The Fool is a card of faith. You know, the thing most of us find easy to have when we don't need it, and hard to find, but necessary to cultivate in the times that we do.
It's important to cultivate, because the more that we retain and maintain our faith, the more we are connected to ourselves and the universe, and the more grounded we feel in crisis. Faith to me means that the universe is guiding you, that you should take the leap and trust that the net will appear to catch you.
Easier said than done, right?
The brilliant author and social researcher Brene Brown has done extensive work exploring the world of vulnerability - how life begins when you decide to throw yourself out there, even though you don't have any sort of map. It's what makes you feel the most alive.
A lot of times your insecurity gets in the way, whether it's worrying about money or worrying about getting hurt or failing. In order to get through those insecurities, it helps to look at what you might deem as potential misfires, or potential heartbreak, as lessons. And what you learn helps you move onto what's next, right? When you move on you are cultivating forward motion. You are cultivating trust with yourself and the universe.
If you feel that there is something better for you out there, then there is, and you should put all your guts into the search for it, so you can live the fulfilled life you deserve. Sometimes those leaps come in small steps that lead to the bigger outcome. Sometimes it's just a plain old big leap like quitting a job without another one lined up.
Faith also involves asking for help. Never be too proud to ask for what you need, even if it's from the universe.
Again, the belief alone will help you rise up to start meeting what is right for you.
When I was miserable at one of my last jobs years ago, I knew I had to find something else. I initially told myself I would only leave for a writing job, but when I'd reached the kind of misery and stagnation I was feeling in my current position, and needed to make more money, I decided to be open to other jobs.
I had usually been someone who didn't take transitions well, but after going through enough of them, and seeing how I eventually landed, I decided to try to become comfortable, and have faith that I would be led towards what I wanted. At the time I wanted a positive environment where people respected me and cared what I was doing.
A copy-editing job ended up coming my way. They offered great money and benefits, but when I got there it felt wrong, and the atmosphere was miserable. Even though the money was attractive, I told myself that if I couldn't believe there was something better out there, what was the point.
So I continued to look. It turned out after I off-the-cuff mentioned at a party I was looking for a position, a friend turned and asked if I wanted a writing job. When I went to the interview, I had $50 in my bank account and was reaching the end of my rope, but I was hired.

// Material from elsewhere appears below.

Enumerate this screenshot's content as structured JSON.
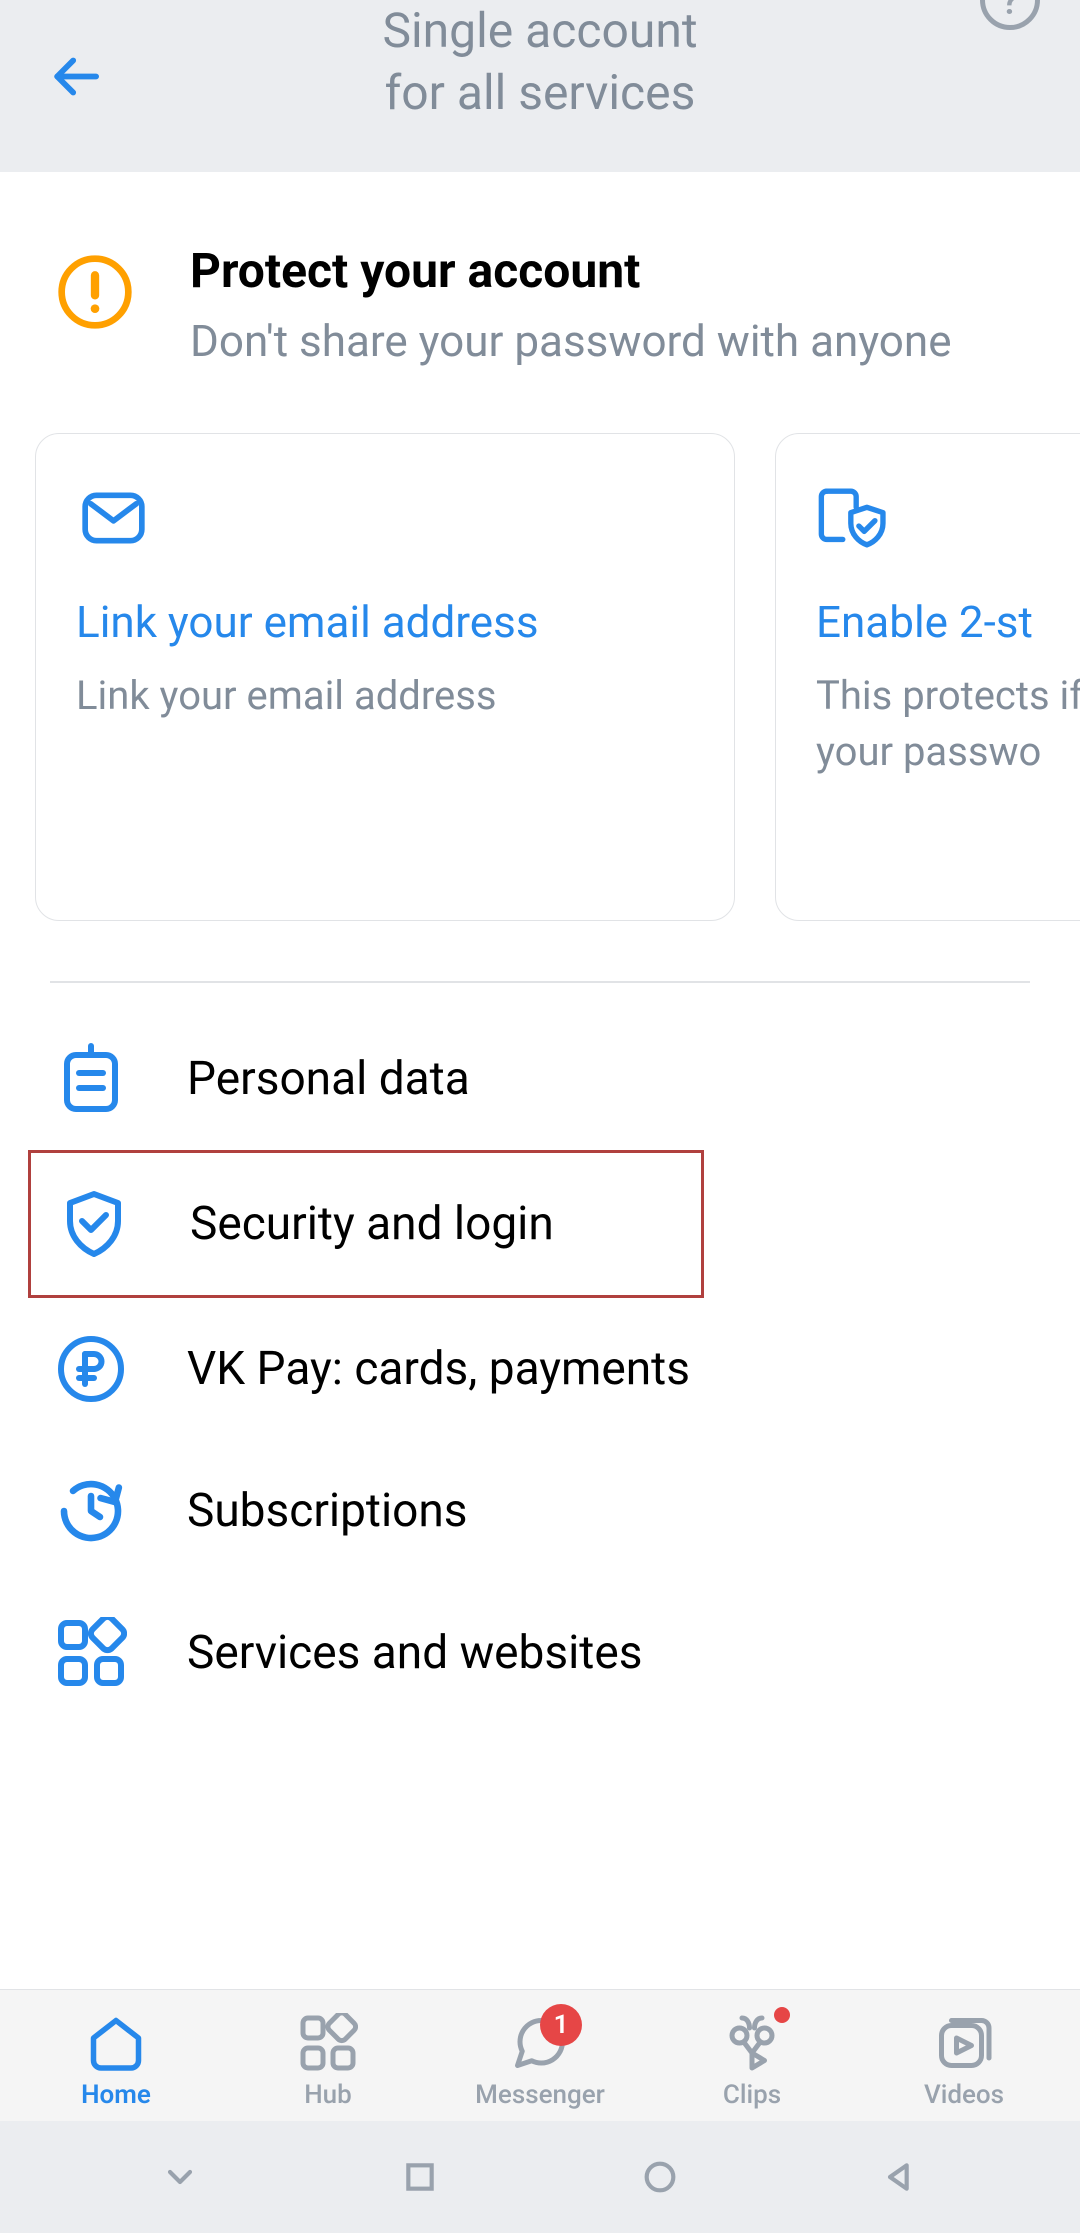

A thing to remember when you are taking a leap - whether that leap involves leaving a bad relationship in hopes of a better one, or looking for a job, or maybe a taking a trip, whatever applies - is to trust that there will be people who will help you if you need it. You will be surprised how many people appear when you need help. So be brave and go after what you want, even when the road looks rough.